# [Dataset entries]

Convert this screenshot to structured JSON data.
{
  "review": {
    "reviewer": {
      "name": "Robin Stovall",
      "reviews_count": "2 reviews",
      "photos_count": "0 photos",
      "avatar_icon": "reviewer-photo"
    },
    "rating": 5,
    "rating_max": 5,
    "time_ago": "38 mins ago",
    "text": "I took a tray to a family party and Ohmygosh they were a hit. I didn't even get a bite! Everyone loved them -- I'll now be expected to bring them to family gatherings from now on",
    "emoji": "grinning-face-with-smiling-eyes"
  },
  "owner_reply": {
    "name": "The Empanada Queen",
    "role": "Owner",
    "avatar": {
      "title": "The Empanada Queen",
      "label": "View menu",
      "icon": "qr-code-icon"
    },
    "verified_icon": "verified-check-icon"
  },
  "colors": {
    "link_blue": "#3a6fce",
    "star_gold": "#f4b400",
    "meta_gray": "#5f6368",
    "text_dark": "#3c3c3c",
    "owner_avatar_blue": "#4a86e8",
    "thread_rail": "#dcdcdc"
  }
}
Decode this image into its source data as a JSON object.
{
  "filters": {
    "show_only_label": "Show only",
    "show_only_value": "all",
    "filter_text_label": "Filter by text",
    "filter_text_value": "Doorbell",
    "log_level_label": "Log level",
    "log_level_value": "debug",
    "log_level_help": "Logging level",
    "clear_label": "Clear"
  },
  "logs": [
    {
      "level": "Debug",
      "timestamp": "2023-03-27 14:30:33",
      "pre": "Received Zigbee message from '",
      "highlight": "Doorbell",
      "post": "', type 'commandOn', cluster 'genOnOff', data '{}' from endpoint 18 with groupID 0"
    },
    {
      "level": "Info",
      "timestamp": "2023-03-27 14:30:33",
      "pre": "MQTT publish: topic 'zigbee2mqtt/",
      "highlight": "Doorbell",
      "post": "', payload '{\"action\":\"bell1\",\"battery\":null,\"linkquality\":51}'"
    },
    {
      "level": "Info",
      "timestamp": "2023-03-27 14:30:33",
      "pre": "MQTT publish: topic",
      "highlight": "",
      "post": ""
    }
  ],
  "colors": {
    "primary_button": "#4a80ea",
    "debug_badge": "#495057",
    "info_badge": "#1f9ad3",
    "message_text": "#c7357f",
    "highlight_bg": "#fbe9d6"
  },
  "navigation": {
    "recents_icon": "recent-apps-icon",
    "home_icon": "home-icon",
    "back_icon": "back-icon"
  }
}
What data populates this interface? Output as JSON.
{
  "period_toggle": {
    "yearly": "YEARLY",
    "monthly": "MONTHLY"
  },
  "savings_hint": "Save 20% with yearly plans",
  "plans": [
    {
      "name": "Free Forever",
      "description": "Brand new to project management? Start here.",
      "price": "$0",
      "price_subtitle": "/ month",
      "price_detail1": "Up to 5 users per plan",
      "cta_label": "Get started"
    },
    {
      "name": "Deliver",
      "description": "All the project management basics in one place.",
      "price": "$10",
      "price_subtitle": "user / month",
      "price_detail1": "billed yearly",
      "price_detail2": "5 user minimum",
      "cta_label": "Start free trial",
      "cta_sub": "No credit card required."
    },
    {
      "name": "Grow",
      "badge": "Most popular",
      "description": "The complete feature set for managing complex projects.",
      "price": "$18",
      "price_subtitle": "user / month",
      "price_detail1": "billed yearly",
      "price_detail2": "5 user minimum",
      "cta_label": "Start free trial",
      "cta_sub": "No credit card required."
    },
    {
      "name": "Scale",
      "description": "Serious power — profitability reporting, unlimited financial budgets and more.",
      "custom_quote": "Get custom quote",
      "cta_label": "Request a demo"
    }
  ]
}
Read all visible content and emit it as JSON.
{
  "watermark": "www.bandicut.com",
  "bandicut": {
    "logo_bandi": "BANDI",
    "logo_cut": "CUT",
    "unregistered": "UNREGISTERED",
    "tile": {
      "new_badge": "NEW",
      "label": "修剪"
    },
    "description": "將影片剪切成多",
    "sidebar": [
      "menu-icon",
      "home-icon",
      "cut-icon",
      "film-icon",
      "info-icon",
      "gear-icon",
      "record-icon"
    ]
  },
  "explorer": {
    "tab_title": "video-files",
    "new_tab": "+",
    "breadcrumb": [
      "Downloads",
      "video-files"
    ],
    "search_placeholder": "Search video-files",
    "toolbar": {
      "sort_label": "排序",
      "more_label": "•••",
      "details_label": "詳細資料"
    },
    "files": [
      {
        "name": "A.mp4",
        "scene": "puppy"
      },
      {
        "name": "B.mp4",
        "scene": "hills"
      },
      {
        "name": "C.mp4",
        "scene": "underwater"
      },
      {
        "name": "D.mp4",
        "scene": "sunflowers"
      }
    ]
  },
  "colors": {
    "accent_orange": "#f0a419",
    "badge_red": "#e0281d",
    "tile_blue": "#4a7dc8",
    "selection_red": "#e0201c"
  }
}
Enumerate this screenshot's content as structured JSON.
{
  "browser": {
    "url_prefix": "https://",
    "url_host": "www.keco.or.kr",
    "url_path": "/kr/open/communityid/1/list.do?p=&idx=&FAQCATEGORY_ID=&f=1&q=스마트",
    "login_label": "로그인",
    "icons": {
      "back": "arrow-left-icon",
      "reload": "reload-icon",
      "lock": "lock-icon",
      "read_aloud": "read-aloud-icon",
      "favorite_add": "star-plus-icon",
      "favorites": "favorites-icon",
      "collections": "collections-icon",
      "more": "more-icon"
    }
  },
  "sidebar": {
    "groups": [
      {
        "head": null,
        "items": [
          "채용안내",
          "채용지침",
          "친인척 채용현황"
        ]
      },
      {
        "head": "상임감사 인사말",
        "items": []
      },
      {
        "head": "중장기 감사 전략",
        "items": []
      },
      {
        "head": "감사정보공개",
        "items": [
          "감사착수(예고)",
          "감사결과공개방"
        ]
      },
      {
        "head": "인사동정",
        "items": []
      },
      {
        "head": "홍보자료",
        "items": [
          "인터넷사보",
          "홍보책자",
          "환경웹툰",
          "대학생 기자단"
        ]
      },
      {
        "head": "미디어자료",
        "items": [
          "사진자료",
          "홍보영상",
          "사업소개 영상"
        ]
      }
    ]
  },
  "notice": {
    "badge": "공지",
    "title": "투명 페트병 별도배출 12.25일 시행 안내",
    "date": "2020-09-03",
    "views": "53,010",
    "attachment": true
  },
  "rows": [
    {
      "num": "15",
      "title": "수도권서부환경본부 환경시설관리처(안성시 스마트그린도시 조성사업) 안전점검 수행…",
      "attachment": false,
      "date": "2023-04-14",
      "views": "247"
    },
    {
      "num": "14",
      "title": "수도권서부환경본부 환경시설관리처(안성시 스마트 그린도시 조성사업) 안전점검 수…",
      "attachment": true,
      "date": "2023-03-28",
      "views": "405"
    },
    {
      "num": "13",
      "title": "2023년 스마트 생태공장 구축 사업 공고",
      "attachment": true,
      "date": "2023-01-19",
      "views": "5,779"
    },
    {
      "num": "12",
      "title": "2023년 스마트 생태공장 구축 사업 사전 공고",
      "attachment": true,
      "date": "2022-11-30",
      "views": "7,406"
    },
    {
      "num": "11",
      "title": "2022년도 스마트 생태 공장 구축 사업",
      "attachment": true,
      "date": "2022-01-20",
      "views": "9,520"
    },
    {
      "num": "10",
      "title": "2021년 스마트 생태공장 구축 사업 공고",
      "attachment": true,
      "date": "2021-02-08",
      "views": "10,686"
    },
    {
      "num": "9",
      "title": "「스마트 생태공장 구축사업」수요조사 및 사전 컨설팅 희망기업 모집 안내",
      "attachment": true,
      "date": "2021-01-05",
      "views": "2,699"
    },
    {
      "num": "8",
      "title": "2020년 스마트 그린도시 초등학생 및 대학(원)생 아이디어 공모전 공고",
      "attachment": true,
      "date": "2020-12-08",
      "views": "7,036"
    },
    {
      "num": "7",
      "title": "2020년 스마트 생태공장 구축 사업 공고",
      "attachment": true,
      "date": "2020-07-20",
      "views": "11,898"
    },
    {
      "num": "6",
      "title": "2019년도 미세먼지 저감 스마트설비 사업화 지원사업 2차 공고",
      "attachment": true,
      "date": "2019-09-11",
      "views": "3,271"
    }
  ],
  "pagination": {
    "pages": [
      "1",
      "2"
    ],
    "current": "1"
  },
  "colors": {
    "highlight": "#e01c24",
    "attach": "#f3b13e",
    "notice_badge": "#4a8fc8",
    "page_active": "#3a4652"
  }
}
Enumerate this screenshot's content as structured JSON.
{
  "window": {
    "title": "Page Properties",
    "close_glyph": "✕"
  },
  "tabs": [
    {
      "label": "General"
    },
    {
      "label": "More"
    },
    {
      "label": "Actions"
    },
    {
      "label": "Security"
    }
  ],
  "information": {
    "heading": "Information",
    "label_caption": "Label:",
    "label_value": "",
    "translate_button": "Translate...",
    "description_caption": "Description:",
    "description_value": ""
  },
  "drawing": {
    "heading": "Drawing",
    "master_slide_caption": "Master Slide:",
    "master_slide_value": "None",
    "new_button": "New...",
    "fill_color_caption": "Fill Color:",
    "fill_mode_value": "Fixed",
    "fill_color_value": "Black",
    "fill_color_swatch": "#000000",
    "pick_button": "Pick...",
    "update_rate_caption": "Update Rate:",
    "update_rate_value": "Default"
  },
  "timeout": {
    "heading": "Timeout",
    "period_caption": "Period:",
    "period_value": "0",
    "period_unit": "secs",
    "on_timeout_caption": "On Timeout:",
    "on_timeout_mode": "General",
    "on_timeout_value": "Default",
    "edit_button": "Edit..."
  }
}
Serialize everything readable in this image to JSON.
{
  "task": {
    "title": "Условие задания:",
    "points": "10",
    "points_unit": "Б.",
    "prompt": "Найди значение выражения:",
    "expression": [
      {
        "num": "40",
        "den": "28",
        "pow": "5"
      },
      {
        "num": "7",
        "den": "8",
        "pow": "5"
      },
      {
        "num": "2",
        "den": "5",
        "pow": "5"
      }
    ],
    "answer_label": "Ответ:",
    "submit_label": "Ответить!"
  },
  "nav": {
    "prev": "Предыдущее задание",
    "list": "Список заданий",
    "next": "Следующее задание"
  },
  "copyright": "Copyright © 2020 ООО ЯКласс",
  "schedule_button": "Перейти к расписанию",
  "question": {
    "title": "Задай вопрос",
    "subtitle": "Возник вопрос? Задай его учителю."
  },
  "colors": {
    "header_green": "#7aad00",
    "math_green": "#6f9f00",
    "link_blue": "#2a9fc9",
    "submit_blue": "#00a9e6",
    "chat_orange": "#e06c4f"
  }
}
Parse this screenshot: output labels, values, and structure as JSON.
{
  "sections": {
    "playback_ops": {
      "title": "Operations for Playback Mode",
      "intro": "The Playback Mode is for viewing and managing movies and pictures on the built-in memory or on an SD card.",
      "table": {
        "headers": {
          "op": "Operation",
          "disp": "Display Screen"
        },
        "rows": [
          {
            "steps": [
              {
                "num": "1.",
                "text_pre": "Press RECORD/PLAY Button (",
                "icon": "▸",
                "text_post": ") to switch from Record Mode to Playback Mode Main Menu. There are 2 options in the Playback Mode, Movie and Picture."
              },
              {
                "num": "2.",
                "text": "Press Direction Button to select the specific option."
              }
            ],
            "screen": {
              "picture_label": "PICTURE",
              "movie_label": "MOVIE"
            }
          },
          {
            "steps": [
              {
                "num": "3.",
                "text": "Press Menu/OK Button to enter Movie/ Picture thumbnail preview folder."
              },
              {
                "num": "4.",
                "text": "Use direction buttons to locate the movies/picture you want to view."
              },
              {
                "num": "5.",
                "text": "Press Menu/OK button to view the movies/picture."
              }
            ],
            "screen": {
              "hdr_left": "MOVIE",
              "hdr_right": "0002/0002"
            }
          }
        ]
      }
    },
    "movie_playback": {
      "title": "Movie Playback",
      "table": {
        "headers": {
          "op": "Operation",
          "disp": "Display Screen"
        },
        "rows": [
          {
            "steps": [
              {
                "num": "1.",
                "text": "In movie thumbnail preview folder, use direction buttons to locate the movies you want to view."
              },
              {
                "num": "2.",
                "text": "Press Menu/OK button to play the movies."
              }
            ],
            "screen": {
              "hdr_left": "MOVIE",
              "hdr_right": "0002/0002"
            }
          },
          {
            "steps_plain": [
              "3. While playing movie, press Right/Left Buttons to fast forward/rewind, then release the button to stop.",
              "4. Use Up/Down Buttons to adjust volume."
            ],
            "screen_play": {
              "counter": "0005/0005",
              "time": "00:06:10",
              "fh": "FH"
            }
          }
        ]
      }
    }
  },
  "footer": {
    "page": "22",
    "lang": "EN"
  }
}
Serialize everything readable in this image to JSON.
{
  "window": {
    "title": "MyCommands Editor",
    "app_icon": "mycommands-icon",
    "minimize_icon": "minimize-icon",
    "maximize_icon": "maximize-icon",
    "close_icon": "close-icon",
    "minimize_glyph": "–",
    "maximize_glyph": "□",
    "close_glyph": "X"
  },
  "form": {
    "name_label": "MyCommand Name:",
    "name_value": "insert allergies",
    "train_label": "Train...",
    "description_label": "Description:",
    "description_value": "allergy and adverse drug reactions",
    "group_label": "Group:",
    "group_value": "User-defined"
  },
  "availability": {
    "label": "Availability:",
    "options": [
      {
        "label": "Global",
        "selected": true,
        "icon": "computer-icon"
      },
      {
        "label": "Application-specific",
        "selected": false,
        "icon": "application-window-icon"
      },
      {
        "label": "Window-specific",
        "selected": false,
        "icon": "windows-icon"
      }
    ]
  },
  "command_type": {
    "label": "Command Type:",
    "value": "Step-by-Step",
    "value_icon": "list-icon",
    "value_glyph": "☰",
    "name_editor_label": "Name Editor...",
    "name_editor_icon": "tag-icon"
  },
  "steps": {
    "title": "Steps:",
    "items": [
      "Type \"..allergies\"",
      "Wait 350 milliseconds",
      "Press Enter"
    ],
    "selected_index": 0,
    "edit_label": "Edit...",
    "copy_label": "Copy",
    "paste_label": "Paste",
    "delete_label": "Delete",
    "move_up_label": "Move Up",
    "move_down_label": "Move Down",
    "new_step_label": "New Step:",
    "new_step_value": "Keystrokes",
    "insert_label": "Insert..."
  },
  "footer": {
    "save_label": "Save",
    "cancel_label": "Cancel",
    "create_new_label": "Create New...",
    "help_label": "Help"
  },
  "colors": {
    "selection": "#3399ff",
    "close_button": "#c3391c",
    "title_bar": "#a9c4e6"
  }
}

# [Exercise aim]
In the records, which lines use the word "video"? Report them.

# [Task solution]
    "tab_title": "video-files",
      "video-files"
    "search_placeholder": "Search video-files",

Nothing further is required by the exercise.